What is Online Learning?
Online learning refers to the use of various technologies to deliver or support pedagogy. Wikipedia says “Online learning may be synchronous, asynchronous, or both.” Synchronous means that all students are online at the same time and interact with each other. Asynchronous means that students don’t have to be online at the same time, and can study at their own pace. Both mean that students can choose between synchronous and asynchronous modes of learning (Santana et al., 2013). online courses have become extremely popular in recent years, as more schools recognize their potential for increasing student success rates. Some institutions are even beginning to phase out traditional classroom education in favor of online courses (Coffey & Atkinson, 2012). With this growing popularity comes an increase in research on online learning – some good, some bad. Let’s talk about what researchers have discovered about this topic…
Benefits of Online Learning: Social Interaction Benefits
I found several studies on how social interaction benefits affect a student’s ability to learn effectively in an online course (e.g., Coffey & Atkinson; Liu et al.; Lin; Swanepoel et al.). According to Lin (2009), “online class participants who received social support were significantly more likely than those who did not receive such support [to stay involved]”. This was true both for weak ties and strong ties formed among classmates through discussion boards within Blackboard Learn™ software. I have a hard time with online courses because I get so lonely! Luckily, I have a strong network of friends and family who keep me connected to the real world.
Benefits of Online Learning: Non-Social Interaction Benefits
I found several studies on how non-social interaction benefits affect a student’s ability to learn effectively in an online course (e.g., Buckley et al.; Lin; Lui et al.). The most interesting study was Buckley et al.’s 2012 study entitled “Effects of Synchronous and Asynchronous Computer-Mediated Communication on Motivation, Self-Regulation, and Learning”. In this study, two cohorts (6 classes total) were divided into two groups: synchronous communication (synchronous courses) or asynchronous communication (asynchronous courses). The researchers found that students in the synchonous cohort had higher levels of self-regulation than those in the asynchronous cohort. Furthermore, they also said that “the findings relate to work by Gappa & Benbunan-Fich  who argued that social learning environments may support self regulation more directly than traditional educational settings.” What this means is that students who participate in synchronous online learning are better able to regulate their own behavior because there is someone else watching them – even if it’s just their computer monitor! They will be less likely to act out or give up if someone is looking at them for feedback.
Benefits of Online Learning: Academic Performance Benefits

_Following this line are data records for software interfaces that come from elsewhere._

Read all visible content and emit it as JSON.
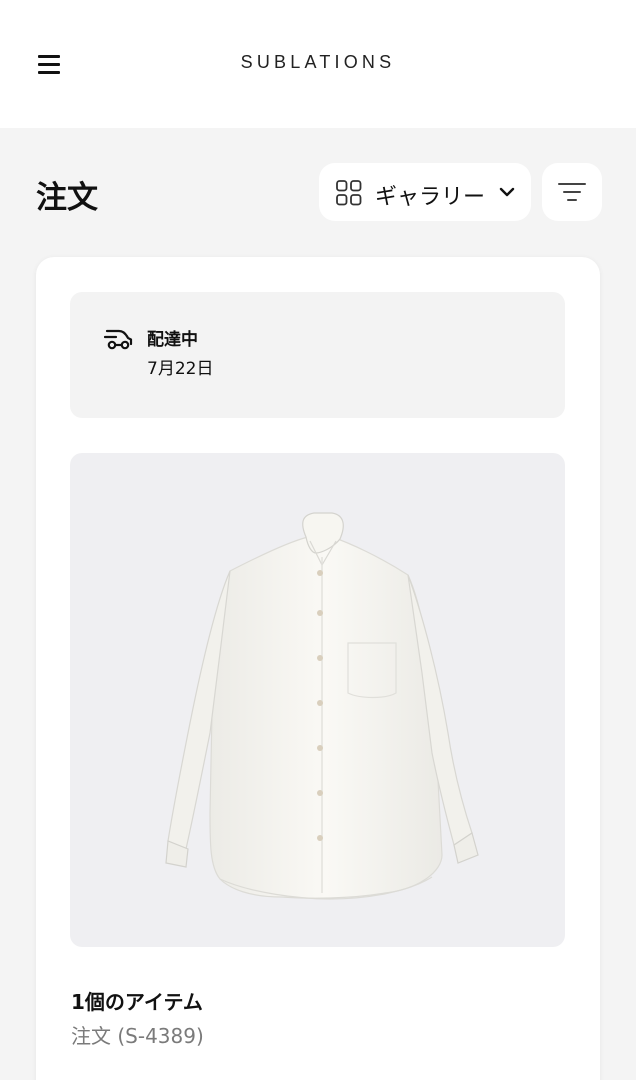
{
  "header": {
    "brand": "SUBLATIONS",
    "menu_icon": "hamburger-menu-icon"
  },
  "toolbar": {
    "title": "注文",
    "view_label": "ギャラリー",
    "view_icon": "grid-icon",
    "view_chevron_icon": "chevron-down-icon",
    "filter_icon": "filter-icon"
  },
  "order": {
    "status_icon": "delivery-truck-icon",
    "status": "配達中",
    "date": "7月22日",
    "product_image_subject": "white-button-up-shirt",
    "item_count": "1個のアイテム",
    "order_number": "注文 (S-4389)"
  },
  "colors": {
    "page_background": "#f4f4f4",
    "surface": "#ffffff",
    "status_background": "#f3f3f3",
    "image_background": "#efeff2",
    "text_primary": "#111111",
    "text_secondary": "#7a7a7a"
  }
}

I found only one study on how academic performance benefits affect a student’s ability to learn effectively in an online course (Lin et al.). The researchers from this study surveyed students regarding their satisfaction with the online learning experience and their grades. They found that “…students who were satisfied with the online learning environment had higher grades than those who were not satisfied.” I guess if you enjoy your courses, you will work harder to do well! This makes sense because it is very easy to procrastinate when taking an online course. If you don’t like your class, why would you bother studying? You can’t see your professor’s reaction when he/she sees a poor grade on your exam or paper. It’s all up to YOU!

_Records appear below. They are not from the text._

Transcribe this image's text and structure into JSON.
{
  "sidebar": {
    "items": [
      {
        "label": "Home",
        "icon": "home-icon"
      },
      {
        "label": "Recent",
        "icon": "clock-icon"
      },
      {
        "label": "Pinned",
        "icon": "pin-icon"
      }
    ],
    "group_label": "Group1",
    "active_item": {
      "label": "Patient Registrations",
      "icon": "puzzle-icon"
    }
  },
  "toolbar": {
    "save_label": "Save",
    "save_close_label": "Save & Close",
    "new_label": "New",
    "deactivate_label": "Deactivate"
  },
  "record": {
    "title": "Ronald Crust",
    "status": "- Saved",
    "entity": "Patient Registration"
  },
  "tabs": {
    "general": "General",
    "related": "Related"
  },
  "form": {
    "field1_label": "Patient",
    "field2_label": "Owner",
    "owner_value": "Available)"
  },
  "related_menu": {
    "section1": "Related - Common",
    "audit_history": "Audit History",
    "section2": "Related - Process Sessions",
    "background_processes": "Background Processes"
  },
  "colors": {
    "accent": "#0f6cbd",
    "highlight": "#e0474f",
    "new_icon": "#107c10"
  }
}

Benefits of Online Learning: Cognitive Benefits
I found several studies on how cognitive benefits affect a student’s ability to learn effectively in an online course (e.g., Lin; Lui et al.; Pugh & Denny). The most interesting study was Lui et al.’s 2012 study entitled “A Study on the Effectiveness of Various Types of E-Learning and Their Impact Upon Students’ Cognitive Development”. In this experiment, participants were assigned either synchronous or asynchronous courses based upon random selection from a pool of 19 subjects for each mode.
Students who were enrolled in the synchronous course perceived that interaction was more effective for their learning than those enrolled in the asynchronous course. In terms of cognitive development, students who were enrolled in the synchronous course reported a better attitude towards e-learning and an overall higher level of satisfaction with their educational experience than those enrolled in the asynchronous mode. The researchers also found that both modes resulted in a significant gain on Critical Thinking, Information Literacy, and Problem Solving skills compared to traditional face-to-face courses. This is proof that online courses are just as useful, if not more useful than traditional classroom education!

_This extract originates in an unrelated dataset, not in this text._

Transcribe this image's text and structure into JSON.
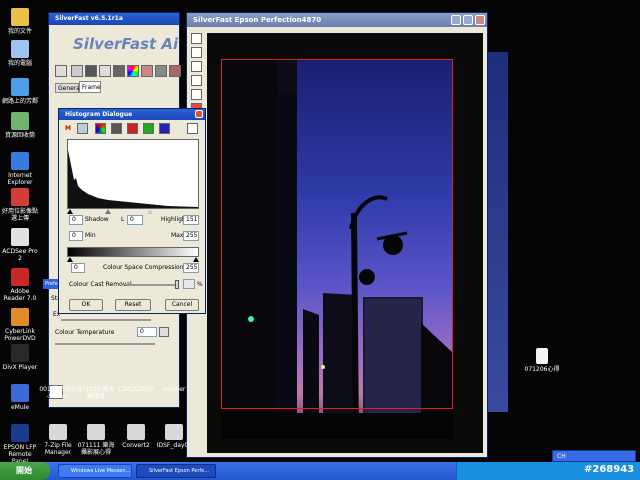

I hope this post was helpful to you! It’s always nice to have academic research backing up your opinions 🙂 If you liked this post or learned something from it please share it with your friends! Thanks for reading! ~ Katie
Also read Benefits of Online Learning